The Association of Oil Marketing Companies (OMCs) says its members have been compelled to reduce their margins on the sale of all petroleum products in the wake of the surge in fuel prices.
The Chief Executive Officer of the Association, Mr Kwaku Agyemang-Duah, told the Ghana News Agency in an interview that if OMCs were to apply their full margins to cover cost of operations and profit, a litre of patrol would have been sold for ¢7.21 at the pumps.
He dismissed claims that the OMCs were benefiting from the surge in fuel prices, stressing, “Because the price is going up, we are not even thinking about profits.”
“Anytime the price goes up, you realise that people reduce their consumption and when that happens, you will not get the volumes that you are supposed to be selling.
“The pricing is such that as the price is going up, you cannot put so much of your margin on it. As we speak right now, the fuel is supposed to be ¢7.21 for petrol and ¢7.14 for diesel for our full margin,” he said.
Mr Agyemang-Duah said though the reduction had affected their profit margins, they were also concerned about the plight of consumers, hence the decision to adjust the prices not to affect patronage.
Fuel prices have been on a rise since April 2021, leading to persistent agitations among industry players and transport operators in the country.
Currently, a litre of petrol and diesel is selling at GH¢6.90 at the pumps.

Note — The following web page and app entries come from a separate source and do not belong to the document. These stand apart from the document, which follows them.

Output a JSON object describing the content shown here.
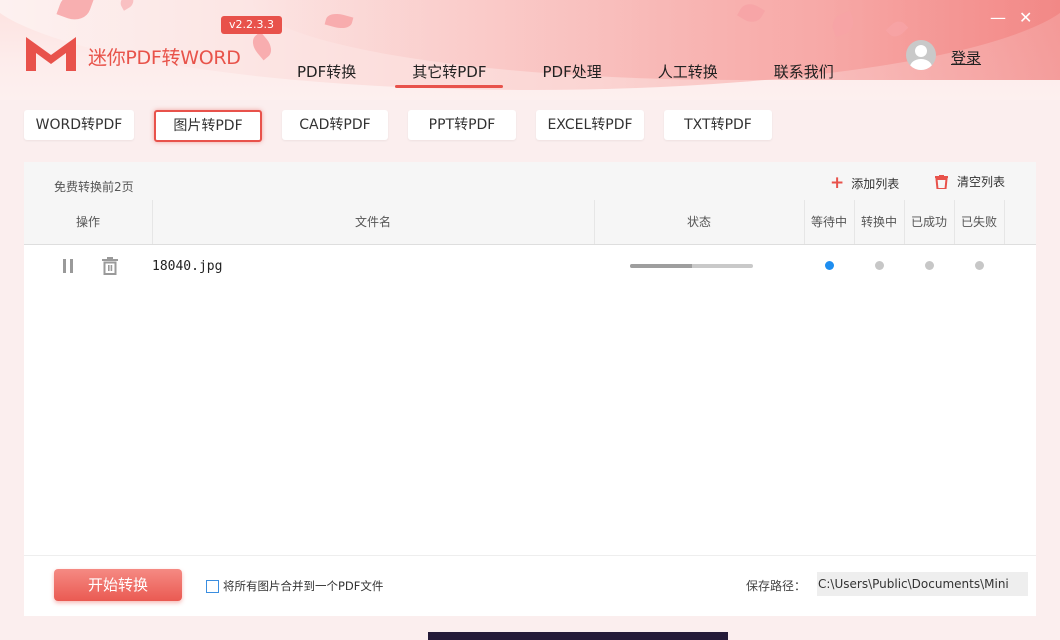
{
  "app": {
    "title": "迷你PDF转WORD",
    "version": "v2.2.3.3",
    "brand_color": "#e8524b"
  },
  "nav": {
    "items": [
      {
        "label": "PDF转换",
        "active": false
      },
      {
        "label": "其它转PDF",
        "active": true
      },
      {
        "label": "PDF处理",
        "active": false
      },
      {
        "label": "人工转换",
        "active": false
      },
      {
        "label": "联系我们",
        "active": false
      }
    ]
  },
  "user": {
    "login_label": "登录",
    "avatar_icon": "user-avatar-icon"
  },
  "window_controls": {
    "minimize": "—",
    "close": "✕"
  },
  "subtabs": {
    "items": [
      {
        "label": "WORD转PDF",
        "active": false
      },
      {
        "label": "图片转PDF",
        "active": true
      },
      {
        "label": "CAD转PDF",
        "active": false
      },
      {
        "label": "PPT转PDF",
        "active": false
      },
      {
        "label": "EXCEL转PDF",
        "active": false
      },
      {
        "label": "TXT转PDF",
        "active": false
      }
    ]
  },
  "list": {
    "free_note": "免费转换前2页",
    "add_label": "添加列表",
    "clear_label": "清空列表",
    "columns": {
      "actions": "操作",
      "filename": "文件名",
      "status": "状态",
      "waiting": "等待中",
      "converting": "转换中",
      "success": "已成功",
      "failed": "已失败"
    },
    "rows": [
      {
        "filename": "18040.jpg",
        "progress": 0.5,
        "state": "waiting"
      }
    ]
  },
  "bottom": {
    "start_label": "开始转换",
    "merge_label": "将所有图片合并到一个PDF文件",
    "merge_checked": false,
    "save_path_label": "保存路径：",
    "save_path_value": "C:\\Users\\Public\\Documents\\Mini"
  }
}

As of November 19, 2021, the price of West Texas Intermediate (WTI) crude oil stood at $75.97 per barrel.
As part of measures to cushion the burden on consumers, the Government, last month, suspended the Price Stabilisation and Recovery Levy (PSRL) on petroleum products for two months, which took effect on November 1, 2021.
The levy imposed 16Gp per litre on petrol, 14Gp per litre on diesel and 14Gp per kilogramme on LPG.
However, the Institute for Energy Security (IES) has projected that fuel prices are likely to hit GH¢7.0 per litre or more by the end of the year.
It said global demand for fuel was expected to increase in the winter and that could trigger a hike in prices globally in the wake of limited supply.
The Institute said depreciation of the cedi against the dollar could also be a major catalyst in the projected increment in fuel prices.